--- Work task ---
I would like you to restate each record word for word.

Input data START

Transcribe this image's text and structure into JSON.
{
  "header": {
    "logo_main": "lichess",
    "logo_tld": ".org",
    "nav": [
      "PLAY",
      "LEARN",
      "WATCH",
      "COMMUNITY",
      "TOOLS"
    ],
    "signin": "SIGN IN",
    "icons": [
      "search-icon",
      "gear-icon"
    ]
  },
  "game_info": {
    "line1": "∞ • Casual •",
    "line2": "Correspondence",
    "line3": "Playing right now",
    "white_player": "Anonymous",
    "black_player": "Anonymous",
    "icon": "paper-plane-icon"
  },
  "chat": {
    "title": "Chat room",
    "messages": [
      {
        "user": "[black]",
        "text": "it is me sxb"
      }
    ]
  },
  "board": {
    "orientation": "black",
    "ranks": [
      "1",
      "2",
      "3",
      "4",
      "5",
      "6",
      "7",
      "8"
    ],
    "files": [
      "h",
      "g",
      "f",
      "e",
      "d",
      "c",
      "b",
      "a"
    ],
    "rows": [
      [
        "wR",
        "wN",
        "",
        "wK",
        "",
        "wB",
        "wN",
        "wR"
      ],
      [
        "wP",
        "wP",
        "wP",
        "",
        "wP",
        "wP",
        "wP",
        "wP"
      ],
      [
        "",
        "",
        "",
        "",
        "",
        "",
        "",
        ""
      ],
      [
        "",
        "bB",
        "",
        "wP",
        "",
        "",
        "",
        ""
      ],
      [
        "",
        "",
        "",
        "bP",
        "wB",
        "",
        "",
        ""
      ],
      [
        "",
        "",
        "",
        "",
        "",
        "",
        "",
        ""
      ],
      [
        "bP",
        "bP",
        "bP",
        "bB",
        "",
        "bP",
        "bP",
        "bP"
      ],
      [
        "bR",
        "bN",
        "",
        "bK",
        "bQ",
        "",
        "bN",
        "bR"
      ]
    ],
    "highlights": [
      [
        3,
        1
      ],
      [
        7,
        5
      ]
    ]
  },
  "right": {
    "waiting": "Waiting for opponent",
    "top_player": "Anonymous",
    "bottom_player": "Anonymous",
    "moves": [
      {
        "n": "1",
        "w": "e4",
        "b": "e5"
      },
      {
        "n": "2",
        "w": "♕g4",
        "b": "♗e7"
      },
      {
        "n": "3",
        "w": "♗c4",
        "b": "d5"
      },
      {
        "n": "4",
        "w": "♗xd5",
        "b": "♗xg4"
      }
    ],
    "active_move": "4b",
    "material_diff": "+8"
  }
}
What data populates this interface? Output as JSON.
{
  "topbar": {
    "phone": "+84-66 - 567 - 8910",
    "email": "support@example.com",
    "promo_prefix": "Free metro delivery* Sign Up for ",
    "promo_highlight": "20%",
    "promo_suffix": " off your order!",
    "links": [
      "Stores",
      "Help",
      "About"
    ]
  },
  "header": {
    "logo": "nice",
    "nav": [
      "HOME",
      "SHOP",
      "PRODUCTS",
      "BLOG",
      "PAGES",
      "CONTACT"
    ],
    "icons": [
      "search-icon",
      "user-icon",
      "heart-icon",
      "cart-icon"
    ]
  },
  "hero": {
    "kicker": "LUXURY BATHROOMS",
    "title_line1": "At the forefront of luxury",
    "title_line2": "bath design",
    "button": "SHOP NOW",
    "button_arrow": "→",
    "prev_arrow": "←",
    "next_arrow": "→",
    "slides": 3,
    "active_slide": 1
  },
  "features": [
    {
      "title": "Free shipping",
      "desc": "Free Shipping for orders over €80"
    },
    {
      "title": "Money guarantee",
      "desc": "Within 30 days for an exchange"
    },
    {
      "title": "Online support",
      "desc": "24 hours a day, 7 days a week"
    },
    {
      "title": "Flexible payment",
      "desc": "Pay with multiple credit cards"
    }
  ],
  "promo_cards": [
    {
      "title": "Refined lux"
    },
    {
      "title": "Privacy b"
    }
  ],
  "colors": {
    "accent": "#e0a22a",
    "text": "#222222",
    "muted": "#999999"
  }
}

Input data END

--- Solution for this problem ---
Transcribe this image's text and structure into JSON.
{
  "header": {
    "logo_main": "lichess",
    "logo_tld": ".org",
    "nav": [
      "PLAY",
      "LEARN",
      "WATCH",
      "COMMUNITY",
      "TOOLS"
    ],
    "signin": "SIGN IN",
    "icons": [
      "search-icon",
      "gear-icon"
    ]
  },
  "game_info": {
    "line1": "∞ • Casual •",
    "line2": "Correspondence",
    "line3": "Playing right now",
    "white_player": "Anonymous",
    "black_player": "Anonymous",
    "icon": "paper-plane-icon"
  },
  "chat": {
    "title": "Chat room",
    "messages": [
      {
        "user": "[black]",
        "text": "it is me sxb"
      }
    ]
  },
  "board": {
    "orientation": "black",
    "ranks": [
      "1",
      "2",
      "3",
      "4",
      "5",
      "6",
      "7",
      "8"
    ],
    "files": [
      "h",
      "g",
      "f",
      "e",
      "d",
      "c",
      "b",
      "a"
    ],
    "rows": [
      [
        "wR",
        "wN",
        "",
        "wK",
        "",
        "wB",
        "wN",
        "wR"
      ],
      [
        "wP",
        "wP",
        "wP",
        "",
        "wP",
        "wP",
        "wP",
        "wP"
      ],
      [
        "",
        "",
        "",
        "",
        "",
        "",
        "",
        ""
      ],
      [
        "",
        "bB",
        "",
        "wP",
        "",
        "",
        "",
        ""
      ],
      [
        "",
        "",
        "",
        "bP",
        "wB",
        "",
        "",
        ""
      ],
      [
        "",
        "",
        "",
        "",
        "",
        "",
        "",
        ""
      ],
      [
        "bP",
        "bP",
        "bP",
        "bB",
        "",
        "bP",
        "bP",
        "bP"
      ],
      [
        "bR",
        "bN",
        "",
        "bK",
        "bQ",
        "",
        "bN",
        "bR"
      ]
    ],
    "highlights": [
      [
        3,
        1
      ],
      [
        7,
        5
      ]
    ]
  },
  "right": {
    "waiting": "Waiting for opponent",
    "top_player": "Anonymous",
    "bottom_player": "Anonymous",
    "moves": [
      {
        "n": "1",
        "w": "e4",
        "b": "e5"
      },
      {
        "n": "2",
        "w": "♕g4",
        "b": "♗e7"
      },
      {
        "n": "3",
        "w": "♗c4",
        "b": "d5"
      },
      {
        "n": "4",
        "w": "♗xd5",
        "b": "♗xg4"
      }
    ],
    "active_move": "4b",
    "material_diff": "+8"
  }
}
What data populates this interface? Output as JSON.
{
  "topbar": {
    "phone": "+84-66 - 567 - 8910",
    "email": "support@example.com",
    "promo_prefix": "Free metro delivery* Sign Up for ",
    "promo_highlight": "20%",
    "promo_suffix": " off your order!",
    "links": [
      "Stores",
      "Help",
      "About"
    ]
  },
  "header": {
    "logo": "nice",
    "nav": [
      "HOME",
      "SHOP",
      "PRODUCTS",
      "BLOG",
      "PAGES",
      "CONTACT"
    ],
    "icons": [
      "search-icon",
      "user-icon",
      "heart-icon",
      "cart-icon"
    ]
  },
  "hero": {
    "kicker": "LUXURY BATHROOMS",
    "title_line1": "At the forefront of luxury",
    "title_line2": "bath design",
    "button": "SHOP NOW",
    "button_arrow": "→",
    "prev_arrow": "←",
    "next_arrow": "→",
    "slides": 3,
    "active_slide": 1
  },
  "features": [
    {
      "title": "Free shipping",
      "desc": "Free Shipping for orders over €80"
    },
    {
      "title": "Money guarantee",
      "desc": "Within 30 days for an exchange"
    },
    {
      "title": "Online support",
      "desc": "24 hours a day, 7 days a week"
    },
    {
      "title": "Flexible payment",
      "desc": "Pay with multiple credit cards"
    }
  ],
  "promo_cards": [
    {
      "title": "Refined lux"
    },
    {
      "title": "Privacy b"
    }
  ],
  "colors": {
    "accent": "#e0a22a",
    "text": "#222222",
    "muted": "#999999"
  }
}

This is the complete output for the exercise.